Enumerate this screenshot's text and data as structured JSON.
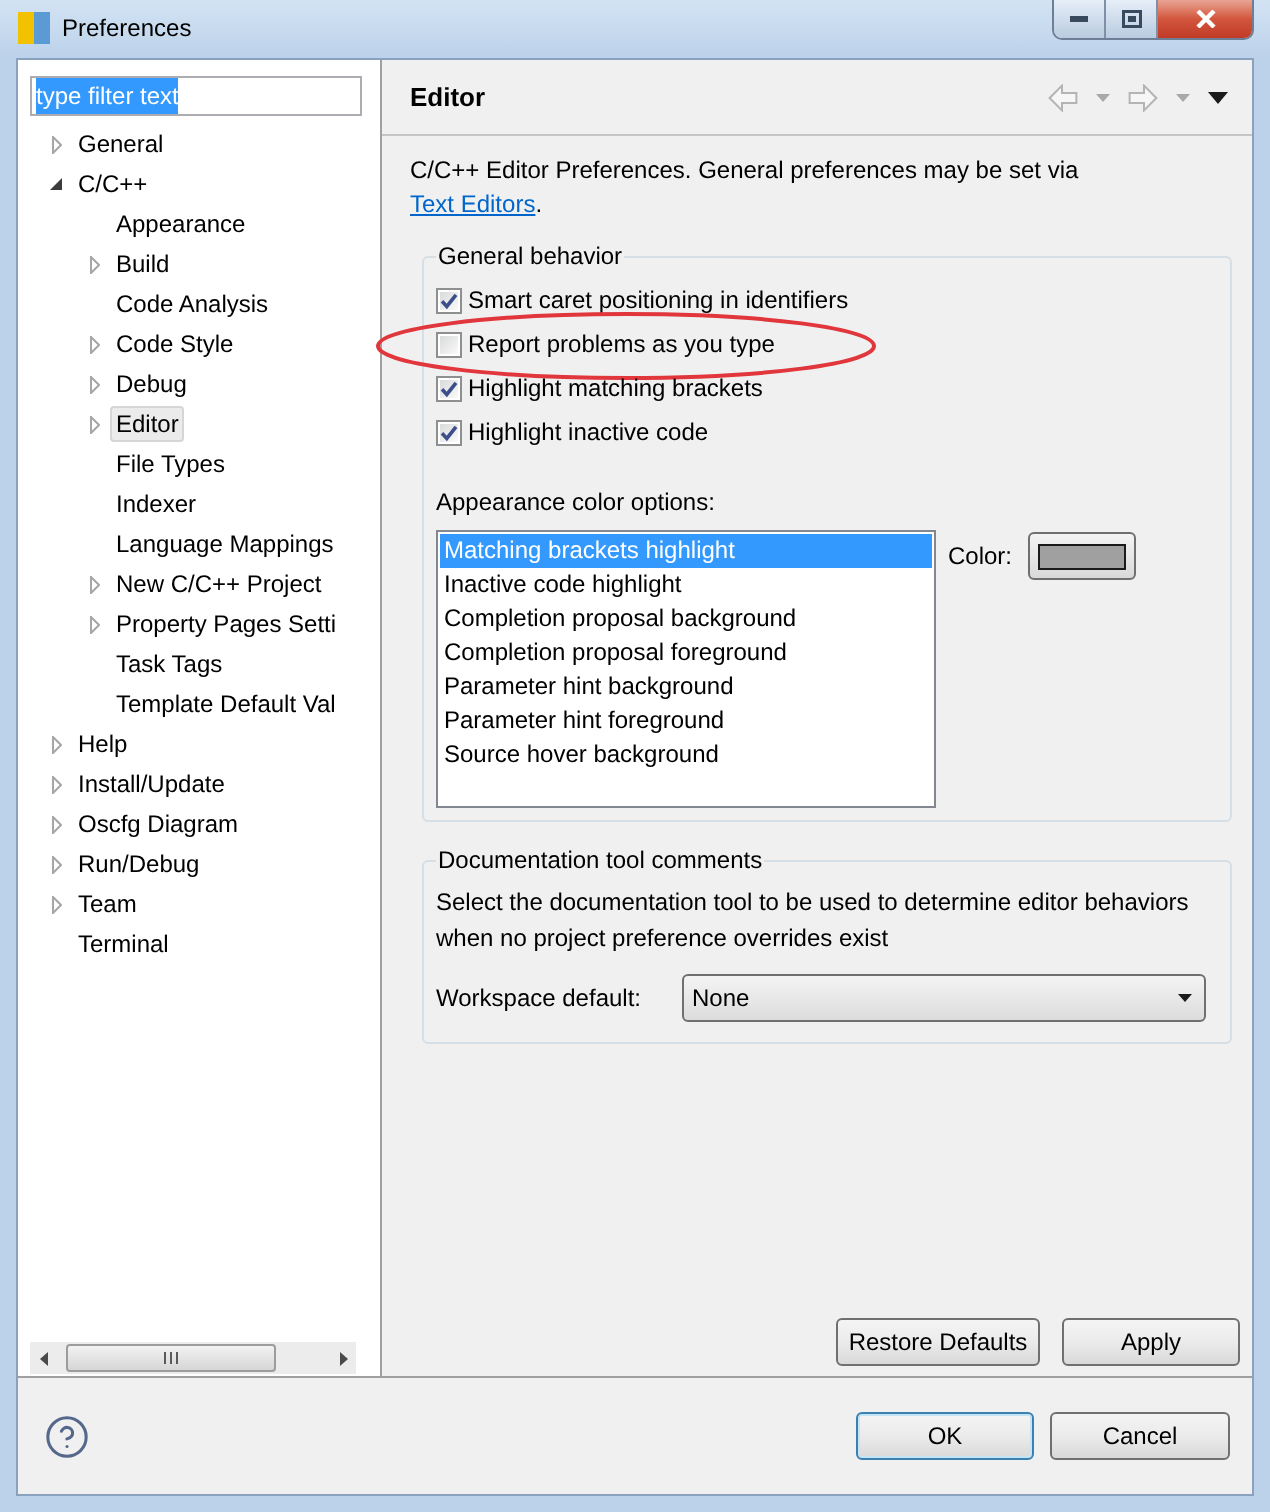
{
  "window": {
    "title": "Preferences"
  },
  "filter": {
    "value": "type filter text",
    "text_highlighted": true
  },
  "tree": [
    {
      "label": "General",
      "expanded": false,
      "selected": false
    },
    {
      "label": "C/C++",
      "expanded": true,
      "selected": false,
      "children": [
        {
          "label": "Appearance",
          "selected": false
        },
        {
          "label": "Build",
          "expanded": false,
          "selected": false
        },
        {
          "label": "Code Analysis",
          "selected": false
        },
        {
          "label": "Code Style",
          "expanded": false,
          "selected": false
        },
        {
          "label": "Debug",
          "expanded": false,
          "selected": false
        },
        {
          "label": "Editor",
          "expanded": false,
          "selected": true
        },
        {
          "label": "File Types",
          "selected": false
        },
        {
          "label": "Indexer",
          "selected": false
        },
        {
          "label": "Language Mappings",
          "selected": false
        },
        {
          "label": "New C/C++ Project",
          "expanded": false,
          "selected": false
        },
        {
          "label": "Property Pages Setti",
          "expanded": false,
          "selected": false
        },
        {
          "label": "Task Tags",
          "selected": false
        },
        {
          "label": "Template Default Val",
          "selected": false
        }
      ]
    },
    {
      "label": "Help",
      "expanded": false,
      "selected": false
    },
    {
      "label": "Install/Update",
      "expanded": false,
      "selected": false
    },
    {
      "label": "Oscfg Diagram",
      "expanded": false,
      "selected": false
    },
    {
      "label": "Run/Debug",
      "expanded": false,
      "selected": false
    },
    {
      "label": "Team",
      "expanded": false,
      "selected": false
    },
    {
      "label": "Terminal",
      "selected": false
    }
  ],
  "page": {
    "title": "Editor",
    "toolbar": [
      {
        "kind": "back",
        "disabled": true
      },
      {
        "kind": "dropdown",
        "disabled": true
      },
      {
        "kind": "forward",
        "disabled": true
      },
      {
        "kind": "dropdown",
        "disabled": true
      },
      {
        "kind": "menu",
        "disabled": false
      }
    ]
  },
  "description": {
    "text": "C/C++ Editor Preferences. General preferences may be set via",
    "link": "Text Editors",
    "end": "."
  },
  "general_behavior": {
    "title": "General behavior",
    "options": [
      {
        "label": "Smart caret positioning in identifiers",
        "checked": true,
        "circled": false
      },
      {
        "label": "Report problems as you type",
        "checked": false,
        "circled": true
      },
      {
        "label": "Highlight matching brackets",
        "checked": true,
        "circled": false
      },
      {
        "label": "Highlight inactive code",
        "checked": true,
        "circled": false
      }
    ],
    "appearance_label": "Appearance color options:",
    "color_items": [
      {
        "label": "Matching brackets highlight",
        "selected": true
      },
      {
        "label": "Inactive code highlight",
        "selected": false
      },
      {
        "label": "Completion proposal background",
        "selected": false
      },
      {
        "label": "Completion proposal foreground",
        "selected": false
      },
      {
        "label": "Parameter hint background",
        "selected": false
      },
      {
        "label": "Parameter hint foreground",
        "selected": false
      },
      {
        "label": "Source hover background",
        "selected": false
      }
    ],
    "color_label": "Color:",
    "color": "#a0a0a0"
  },
  "documentation": {
    "title": "Documentation tool comments",
    "text": "Select the documentation tool to be used to determine editor behaviors when no project preference overrides exist",
    "field_label": "Workspace default:",
    "value": "None"
  },
  "page_buttons": [
    "Restore Defaults",
    "Apply"
  ],
  "dialog_buttons": [
    {
      "label": "OK",
      "default": true
    },
    {
      "label": "Cancel",
      "default": false
    }
  ]
}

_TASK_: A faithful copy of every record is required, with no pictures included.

_SOLVED PROBLEM_:
Enumerate this screenshot's text and data as structured JSON.
{
  "window": {
    "title": "Preferences"
  },
  "filter": {
    "value": "type filter text",
    "text_highlighted": true
  },
  "tree": [
    {
      "label": "General",
      "expanded": false,
      "selected": false
    },
    {
      "label": "C/C++",
      "expanded": true,
      "selected": false,
      "children": [
        {
          "label": "Appearance",
          "selected": false
        },
        {
          "label": "Build",
          "expanded": false,
          "selected": false
        },
        {
          "label": "Code Analysis",
          "selected": false
        },
        {
          "label": "Code Style",
          "expanded": false,
          "selected": false
        },
        {
          "label": "Debug",
          "expanded": false,
          "selected": false
        },
        {
          "label": "Editor",
          "expanded": false,
          "selected": true
        },
        {
          "label": "File Types",
          "selected": false
        },
        {
          "label": "Indexer",
          "selected": false
        },
        {
          "label": "Language Mappings",
          "selected": false
        },
        {
          "label": "New C/C++ Project",
          "expanded": false,
          "selected": false
        },
        {
          "label": "Property Pages Setti",
          "expanded": false,
          "selected": false
        },
        {
          "label": "Task Tags",
          "selected": false
        },
        {
          "label": "Template Default Val",
          "selected": false
        }
      ]
    },
    {
      "label": "Help",
      "expanded": false,
      "selected": false
    },
    {
      "label": "Install/Update",
      "expanded": false,
      "selected": false
    },
    {
      "label": "Oscfg Diagram",
      "expanded": false,
      "selected": false
    },
    {
      "label": "Run/Debug",
      "expanded": false,
      "selected": false
    },
    {
      "label": "Team",
      "expanded": false,
      "selected": false
    },
    {
      "label": "Terminal",
      "selected": false
    }
  ],
  "page": {
    "title": "Editor",
    "toolbar": [
      {
        "kind": "back",
        "disabled": true
      },
      {
        "kind": "dropdown",
        "disabled": true
      },
      {
        "kind": "forward",
        "disabled": true
      },
      {
        "kind": "dropdown",
        "disabled": true
      },
      {
        "kind": "menu",
        "disabled": false
      }
    ]
  },
  "description": {
    "text": "C/C++ Editor Preferences. General preferences may be set via",
    "link": "Text Editors",
    "end": "."
  },
  "general_behavior": {
    "title": "General behavior",
    "options": [
      {
        "label": "Smart caret positioning in identifiers",
        "checked": true,
        "circled": false
      },
      {
        "label": "Report problems as you type",
        "checked": false,
        "circled": true
      },
      {
        "label": "Highlight matching brackets",
        "checked": true,
        "circled": false
      },
      {
        "label": "Highlight inactive code",
        "checked": true,
        "circled": false
      }
    ],
    "appearance_label": "Appearance color options:",
    "color_items": [
      {
        "label": "Matching brackets highlight",
        "selected": true
      },
      {
        "label": "Inactive code highlight",
        "selected": false
      },
      {
        "label": "Completion proposal background",
        "selected": false
      },
      {
        "label": "Completion proposal foreground",
        "selected": false
      },
      {
        "label": "Parameter hint background",
        "selected": false
      },
      {
        "label": "Parameter hint foreground",
        "selected": false
      },
      {
        "label": "Source hover background",
        "selected": false
      }
    ],
    "color_label": "Color:",
    "color": "#a0a0a0"
  },
  "documentation": {
    "title": "Documentation tool comments",
    "text": "Select the documentation tool to be used to determine editor behaviors when no project preference overrides exist",
    "field_label": "Workspace default:",
    "value": "None"
  },
  "page_buttons": [
    "Restore Defaults",
    "Apply"
  ],
  "dialog_buttons": [
    {
      "label": "OK",
      "default": true
    },
    {
      "label": "Cancel",
      "default": false
    }
  ]
}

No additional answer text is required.